  • On September 11, 2012
    Kate Newman answered the question: Kate Newman

    What are the five best things to see and do in Oslo?

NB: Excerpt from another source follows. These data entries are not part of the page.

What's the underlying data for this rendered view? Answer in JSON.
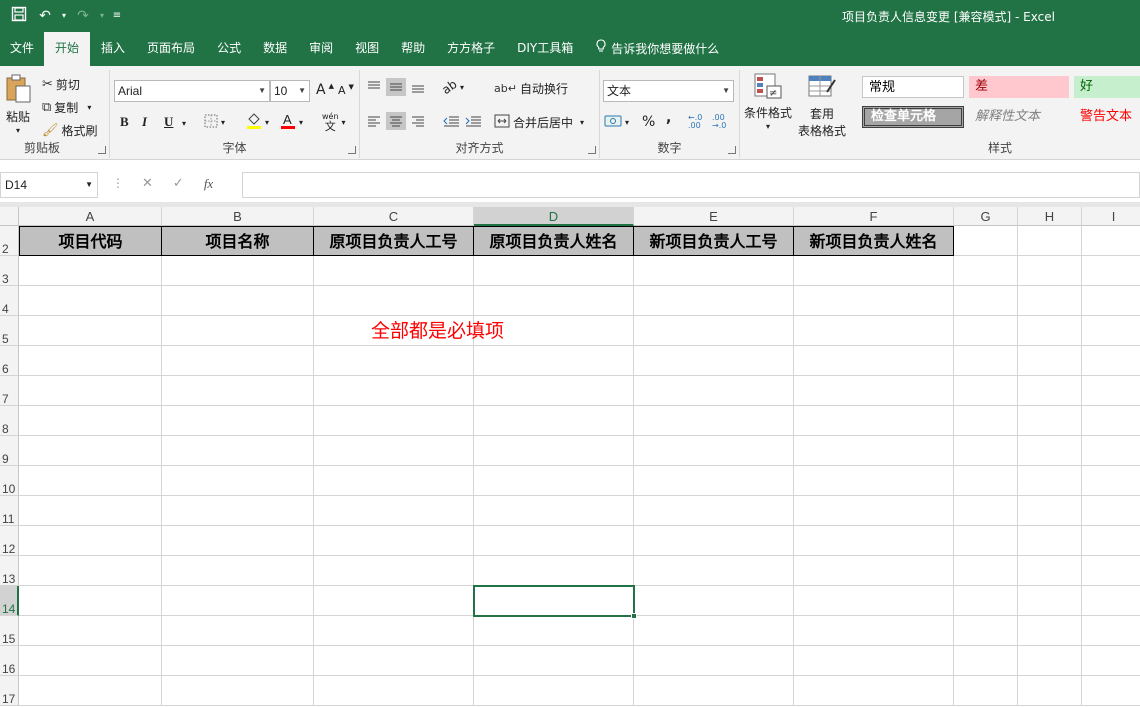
{
  "window": {
    "title": "项目负责人信息变更  [兼容模式]  -  Excel",
    "qat": {
      "save_icon": "save-icon",
      "undo_icon": "undo-icon",
      "redo_icon": "redo-icon",
      "customize_icon": "customize-icon"
    }
  },
  "tabs": [
    {
      "label": "文件",
      "active": false
    },
    {
      "label": "开始",
      "active": true
    },
    {
      "label": "插入",
      "active": false
    },
    {
      "label": "页面布局",
      "active": false
    },
    {
      "label": "公式",
      "active": false
    },
    {
      "label": "数据",
      "active": false
    },
    {
      "label": "审阅",
      "active": false
    },
    {
      "label": "视图",
      "active": false
    },
    {
      "label": "帮助",
      "active": false
    },
    {
      "label": "方方格子",
      "active": false
    },
    {
      "label": "DIY工具箱",
      "active": false
    }
  ],
  "tell_me": "告诉我你想要做什么",
  "ribbon": {
    "clipboard": {
      "paste": "粘贴",
      "cut": "剪切",
      "copy": "复制",
      "format_painter": "格式刷",
      "label": "剪贴板"
    },
    "font": {
      "name": "Arial",
      "size": "10",
      "bold": "B",
      "italic": "I",
      "underline": "U",
      "label": "字体",
      "grow": "A",
      "shrink": "A",
      "phonetic": "wén"
    },
    "alignment": {
      "wrap": "自动换行",
      "merge": "合并后居中",
      "label": "对齐方式"
    },
    "number": {
      "format": "文本",
      "percent": "%",
      "comma": ",",
      "label": "数字",
      "inc_decimal": "←.0 .00",
      "dec_decimal": ".00 →.0"
    },
    "styles": {
      "conditional": "条件格式",
      "table": [
        "套用",
        "表格格式"
      ],
      "normal": "常规",
      "bad": "差",
      "good": "好",
      "check": "检查单元格",
      "explanatory": "解释性文本",
      "warning": "警告文本",
      "label": "样式"
    }
  },
  "formula_bar": {
    "name_box": "D14",
    "cancel": "✕",
    "enter": "✓",
    "fx": "fx",
    "value": ""
  },
  "columns": [
    "A",
    "B",
    "C",
    "D",
    "E",
    "F",
    "G",
    "H",
    "I"
  ],
  "rows": [
    "2",
    "3",
    "4",
    "5",
    "6",
    "7",
    "8",
    "9",
    "10",
    "11",
    "12",
    "13",
    "14",
    "15",
    "16",
    "17"
  ],
  "header_row": [
    "项目代码",
    "项目名称",
    "原项目负责人工号",
    "原项目负责人姓名",
    "新项目负责人工号",
    "新项目负责人姓名"
  ],
  "note": "全部都是必填项",
  "selected": {
    "cell": "D14",
    "column": "D",
    "row": "14"
  },
  "colors": {
    "accent": "#217346",
    "header_fill": "#c0c0c0",
    "note": "#ff0000"
  }
}
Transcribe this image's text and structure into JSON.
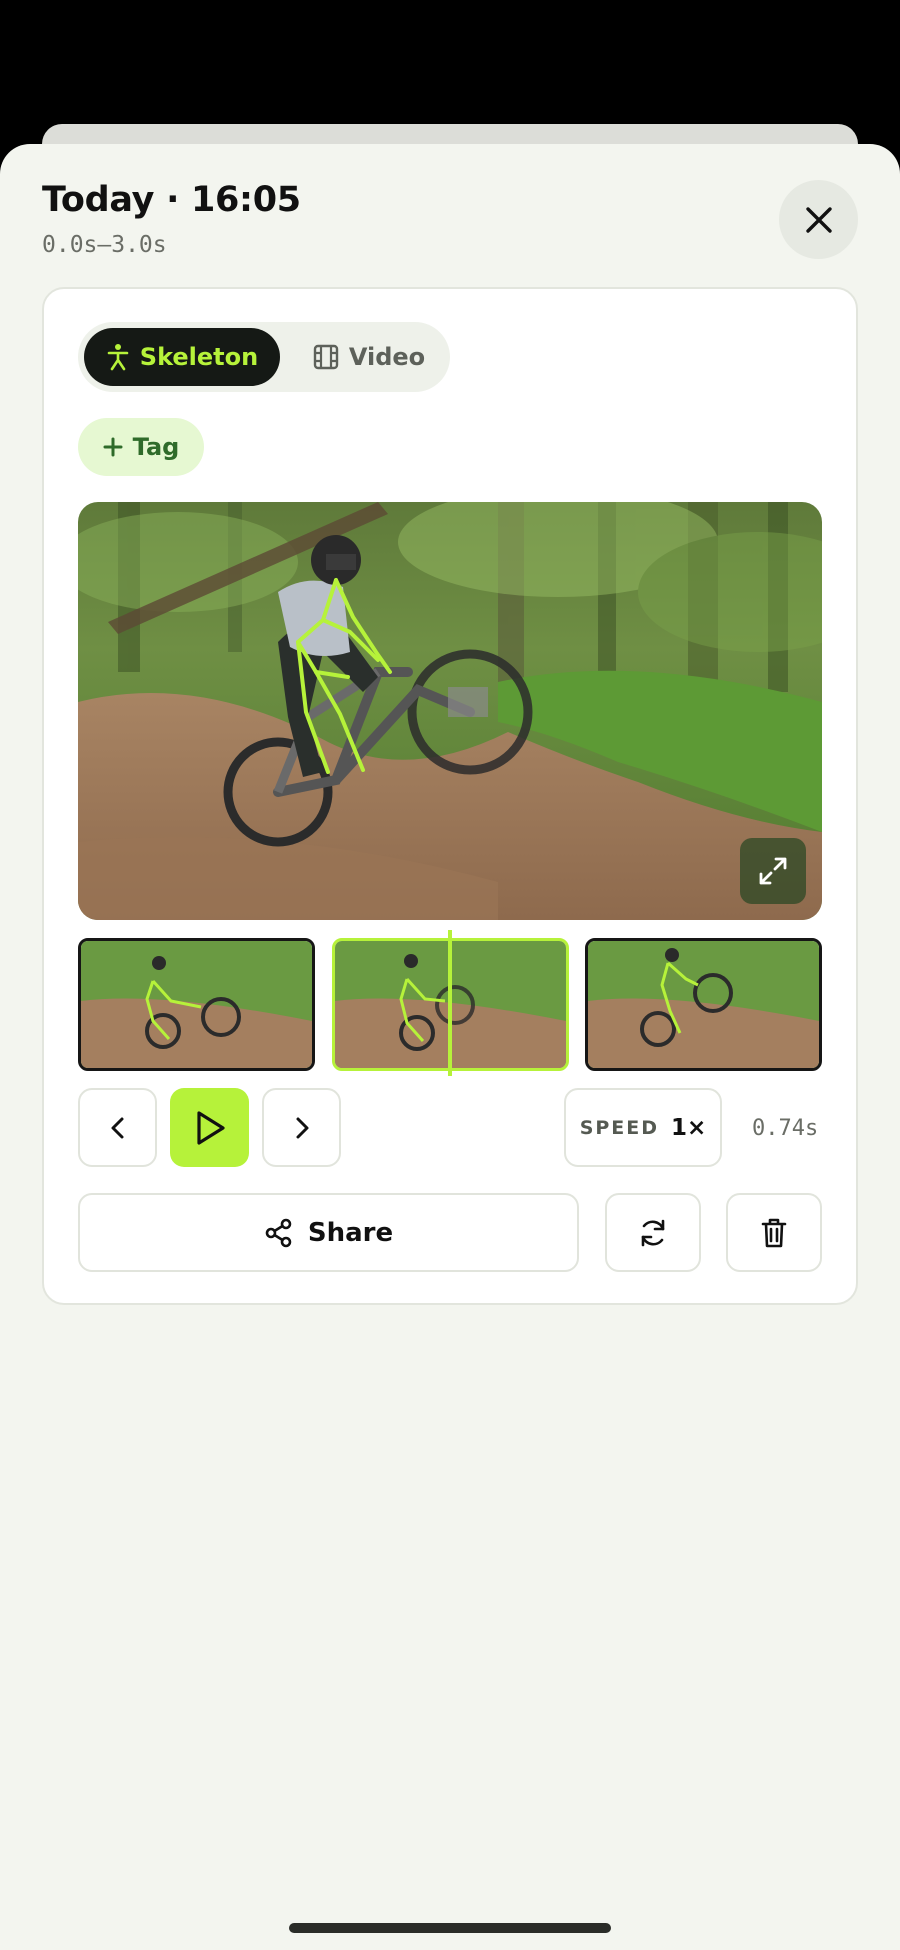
{
  "header": {
    "title": "Today · 16:05",
    "range": "0.0s–3.0s"
  },
  "view_toggle": {
    "options": [
      {
        "label": "Skeleton",
        "icon": "person-icon",
        "selected": true
      },
      {
        "label": "Video",
        "icon": "film-icon",
        "selected": false
      }
    ]
  },
  "tag_button": {
    "label": "Tag",
    "icon": "plus-icon"
  },
  "controls": {
    "speed_label": "SPEED",
    "speed_value": "1×",
    "time": "0.74s"
  },
  "actions": {
    "share_label": "Share"
  },
  "colors": {
    "accent": "#b6f23a",
    "dark": "#151915",
    "background": "#f3f5ef"
  }
}
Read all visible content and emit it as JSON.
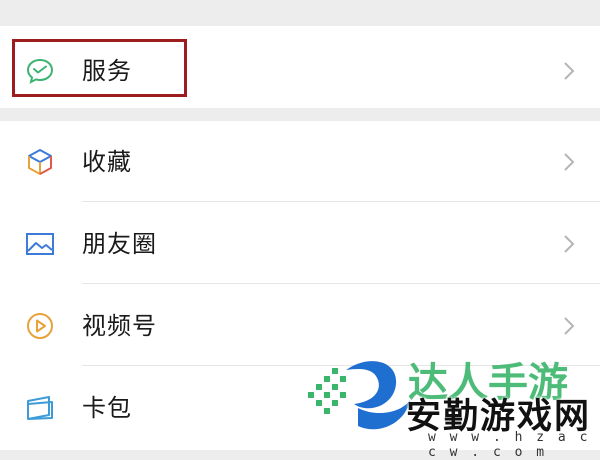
{
  "menu": {
    "items": [
      {
        "label": "服务",
        "icon": "wechat-pay-icon"
      },
      {
        "label": "收藏",
        "icon": "favorites-cube-icon"
      },
      {
        "label": "朋友圈",
        "icon": "moments-photo-icon"
      },
      {
        "label": "视频号",
        "icon": "channels-play-icon"
      },
      {
        "label": "卡包",
        "icon": "card-wallet-icon"
      }
    ]
  },
  "colors": {
    "background": "#ededed",
    "row": "#ffffff",
    "highlight": "#9b1d1d",
    "icon_green": "#3cb371",
    "icon_blue": "#3d7bd8",
    "icon_orange": "#e8a23a",
    "chevron": "#b5b5b5"
  },
  "watermark": {
    "site_name": "安勤游戏网",
    "partial_text": "达人手游",
    "url": "w w w . h z a c c w . c o m"
  }
}
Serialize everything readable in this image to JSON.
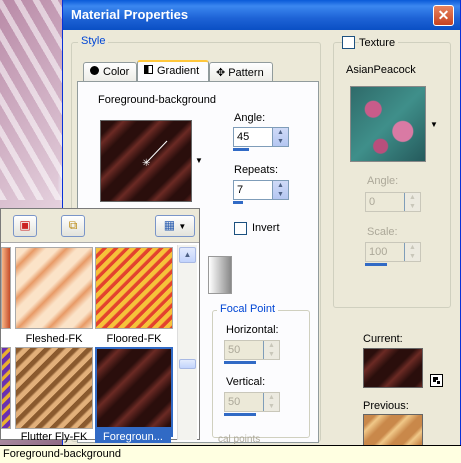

    From lush forests and parks to world-renowned museums to cutting-edge restaurants, Oslo offers a wide range of activities for all budgets and seasons. Here are Forbes Travel Guide’s editors’ picks for the five best things to see and do in Oslo:
     
    1. Frogner Park. Oslo’s largest park is a scenic spot with lush gardens, fountains, streams and ponds. Most magnificent, however, is the Vigeland Sculpture Park that lies within. Over the course of 20 years, local sculptor Gustav Vigeland produced more than 200 bronze and granite sculptures for the park. The larger-than-life structures reveal intimate human experiences: Lovers share a tender moment, a rotund mother nurtures her brood, a baby screams mid-tantrum and a wrinkled elderly couple chats side by side. The park is particularly stunning at sunset, when the sculptures take on a soft glow.
     
    2. The Viking Ship Museum. For a glimpse of Norway’s storied past, visit Oslo’s Viking Ship Museum, where you are dwarfed by sleek, massive ships dating back to the 9th century. The well-preserved Oseberg ship has an intricately carved oak hull and a curling prow that casts spiraled shadows around the museum walls. Thought to have been a burial tomb for a queen, the ship contained jewelry, furniture, sleighs, carriages, tapestries, along with the skeletons of the two women and many animals at excavation.
     
    3. The National Gallery. Oslo’s National Gallery houses art by El Greco, Picasso, Cézanne, Modigliani and Gauguin. The highlight, however, is the work of Norwegian painter Edvard Munch. One version of his most famous piece, The Scream, hangs in this museum. Visits are best concluded with a stop in the Gallery’s café, where you can sip café au lait while admiring plaster copies of Louvre sculptures donated by France in 1923. Admission is free on Sundays, and a one-day ticket grants access to affiliated art museums throughout the city. To see more work by Munch, visit the Munch Museum in Tøyen.
     
    4. Norsk Folk Museum. Oslo’s extraordinary open-air folk museum is filled with more than 150 original buildings, restored and relocated, depicting life in Norway over the past hundreds of years. Top attractions include a cottage interior covered in beautifully intricate rosemaling, a style of decorative painting with flourishes and flowers, and a medieval stave church built around 1200 A.D. 
     
    5. Enjoy a ride on the Oslo Fjord. If the weather is decent, consider a hop-on, hop-off cruise on the glittering waters of the Oslo Fjord. This is a great way to visit several city attractions, like the modern opera house with its innovative marble exterior and a roof that slopes to ground level. The cruise continues to the museums along the Bygdøy peninsula.